“We told them we would be interested in hearing more and having those discussions, once we knew that the authority had sufficient funding to continue to operate for at least another quarter,” Rabon explained in a follow-up interview. “Bald Head Island Limited has expressed its willingness to provide additional funding to the authority to allow it to have those discussions with Sharpvue because it continues to believe that the best outcome for the users of the ferry system is to have a regional governmental authority as the operator of the system.”
Roberts told Coastal Review that the company would be remiss to not have a dialogue both with the transportation authority and with the village as important stakeholders.
As for the transition of the ferry system and assets to SharpVue, the next step is closing the deal.
Roberts explained that the paperwork will be broken up into two parts: the nonregulated assets and the state-regulated ferry and tram system.
Closing on everything but the ferry and tram should take place in the next 60 to 90 days. Closing on the ferry and tram will take place after approval by the Utilities Commission. Roberts said he intends to file that paperwork as soon as possible.
Bald Head Island Ferry is one of eight ferry boat companies regulated by the North Carolina Utilities Commission and the transfer of ownership is subject to commission approval.
Lucy Edmondson, interim chief counsel for the Utilities Commission, explained in an email response to Coastal Review that the Bald Head Island Ferry is a public utility under North Carolina law and its rates and service are regulated by the state Utilities Commission.

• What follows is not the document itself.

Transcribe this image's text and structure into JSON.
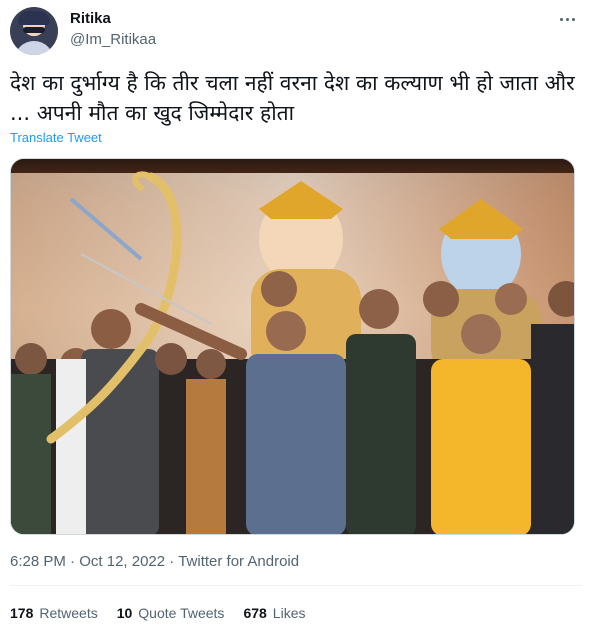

“While the application for approval of the transfer has not been filed yet. When it is filed, the Public Staff, which is the consumer advocate for ratepayers, will investigate the application for transfer and file testimony that will provide the results of its investigation and make a recommendation as to whether it is in the public interest for the ferry to be transferred,” she said.